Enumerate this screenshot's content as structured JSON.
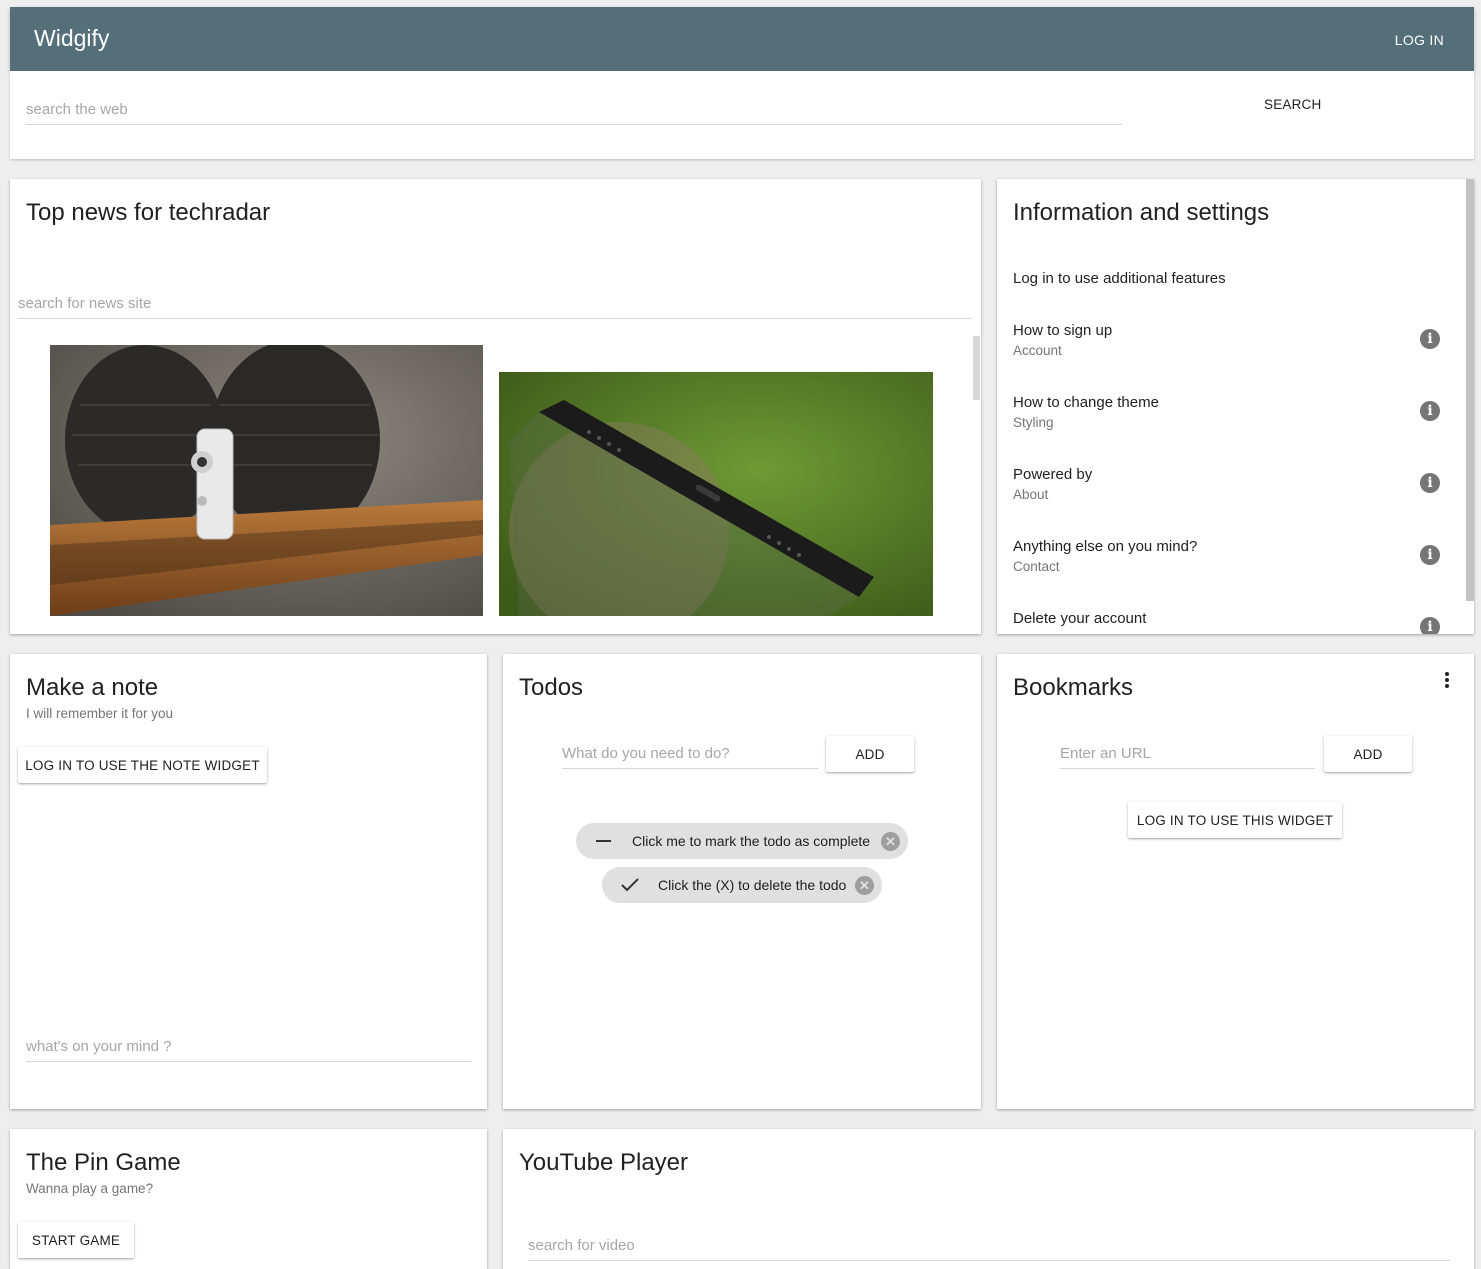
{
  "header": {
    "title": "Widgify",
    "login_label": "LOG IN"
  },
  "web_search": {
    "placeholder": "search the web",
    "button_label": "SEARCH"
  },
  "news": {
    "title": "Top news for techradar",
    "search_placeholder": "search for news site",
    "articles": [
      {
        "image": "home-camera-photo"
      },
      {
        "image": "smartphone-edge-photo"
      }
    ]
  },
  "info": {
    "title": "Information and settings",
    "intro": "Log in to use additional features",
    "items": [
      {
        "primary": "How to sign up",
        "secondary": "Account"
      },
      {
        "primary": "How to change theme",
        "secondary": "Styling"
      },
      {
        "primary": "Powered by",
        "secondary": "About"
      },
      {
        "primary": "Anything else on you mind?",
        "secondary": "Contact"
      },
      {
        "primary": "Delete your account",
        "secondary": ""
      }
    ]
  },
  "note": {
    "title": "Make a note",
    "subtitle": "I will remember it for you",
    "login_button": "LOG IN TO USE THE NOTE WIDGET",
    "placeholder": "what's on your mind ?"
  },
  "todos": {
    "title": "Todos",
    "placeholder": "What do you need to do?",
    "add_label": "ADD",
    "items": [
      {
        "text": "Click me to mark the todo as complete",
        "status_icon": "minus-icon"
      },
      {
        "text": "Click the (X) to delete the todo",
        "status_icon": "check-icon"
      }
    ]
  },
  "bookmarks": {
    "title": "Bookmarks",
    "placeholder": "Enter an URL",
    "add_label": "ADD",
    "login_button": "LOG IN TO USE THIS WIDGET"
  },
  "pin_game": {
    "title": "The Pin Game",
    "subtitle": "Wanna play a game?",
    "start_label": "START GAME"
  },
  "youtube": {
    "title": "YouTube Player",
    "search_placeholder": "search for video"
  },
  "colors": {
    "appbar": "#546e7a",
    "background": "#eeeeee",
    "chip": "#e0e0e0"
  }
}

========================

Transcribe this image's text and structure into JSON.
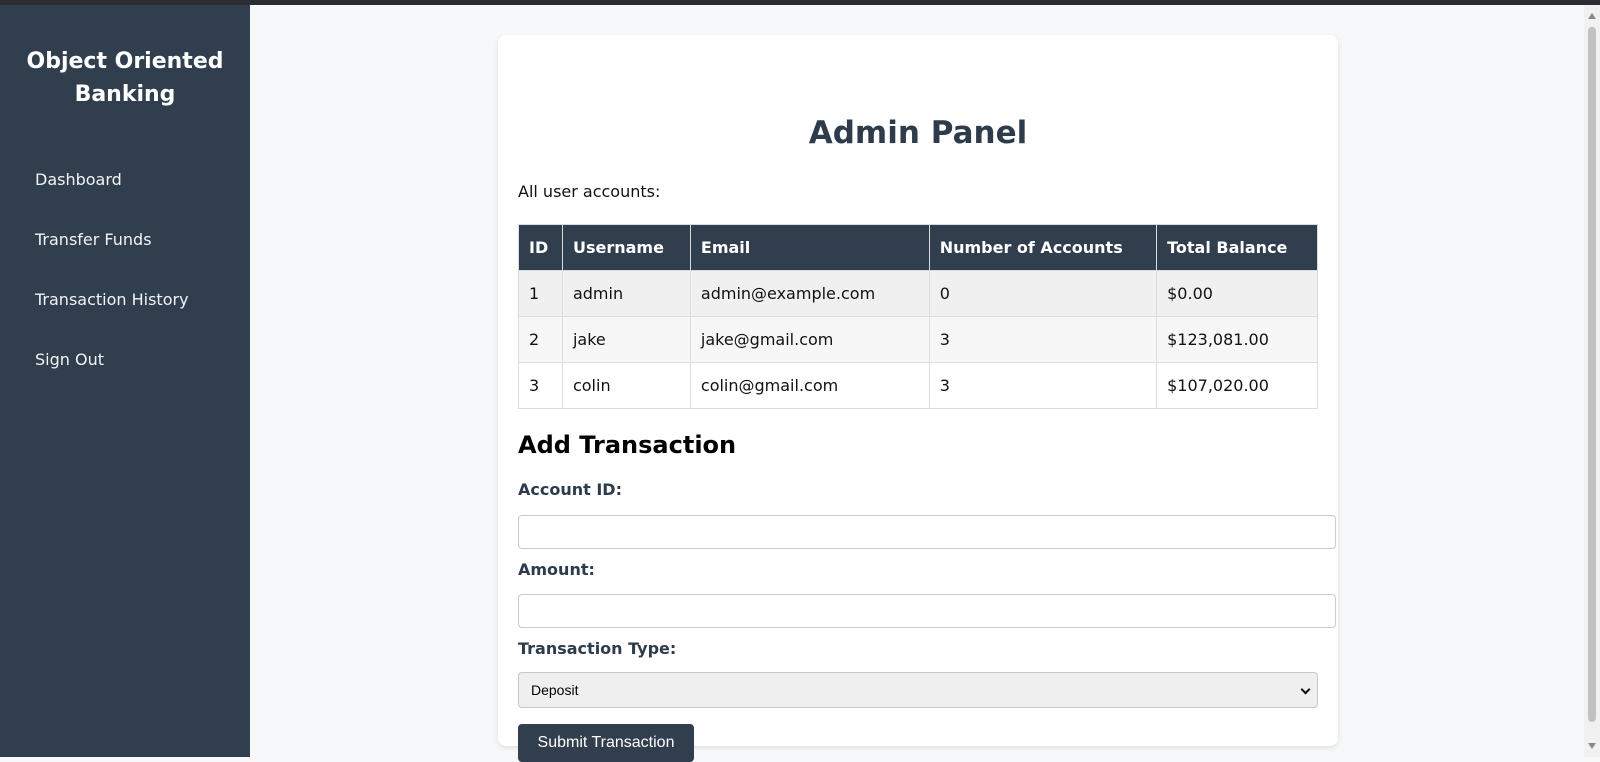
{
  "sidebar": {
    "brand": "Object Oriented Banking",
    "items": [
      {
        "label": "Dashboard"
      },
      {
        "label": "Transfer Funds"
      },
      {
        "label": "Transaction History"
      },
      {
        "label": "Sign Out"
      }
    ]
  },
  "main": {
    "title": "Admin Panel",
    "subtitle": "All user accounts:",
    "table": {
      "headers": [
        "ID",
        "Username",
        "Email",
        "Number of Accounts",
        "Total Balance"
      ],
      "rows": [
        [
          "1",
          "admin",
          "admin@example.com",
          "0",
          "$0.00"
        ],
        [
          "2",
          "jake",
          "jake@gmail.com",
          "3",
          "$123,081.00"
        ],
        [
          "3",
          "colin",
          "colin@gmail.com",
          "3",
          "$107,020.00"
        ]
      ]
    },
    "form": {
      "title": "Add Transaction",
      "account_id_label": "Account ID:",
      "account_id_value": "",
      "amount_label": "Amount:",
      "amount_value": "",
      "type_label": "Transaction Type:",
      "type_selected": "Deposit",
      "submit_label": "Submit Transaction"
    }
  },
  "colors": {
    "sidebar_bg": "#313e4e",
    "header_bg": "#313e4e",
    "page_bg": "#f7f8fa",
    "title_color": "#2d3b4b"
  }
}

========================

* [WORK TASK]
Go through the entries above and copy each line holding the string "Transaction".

* [SOLVED EXERCISE]
        "label": "Transaction History"
      "title": "Add Transaction",
      "type_label": "Transaction Type:",
      "submit_label": "Submit Transaction"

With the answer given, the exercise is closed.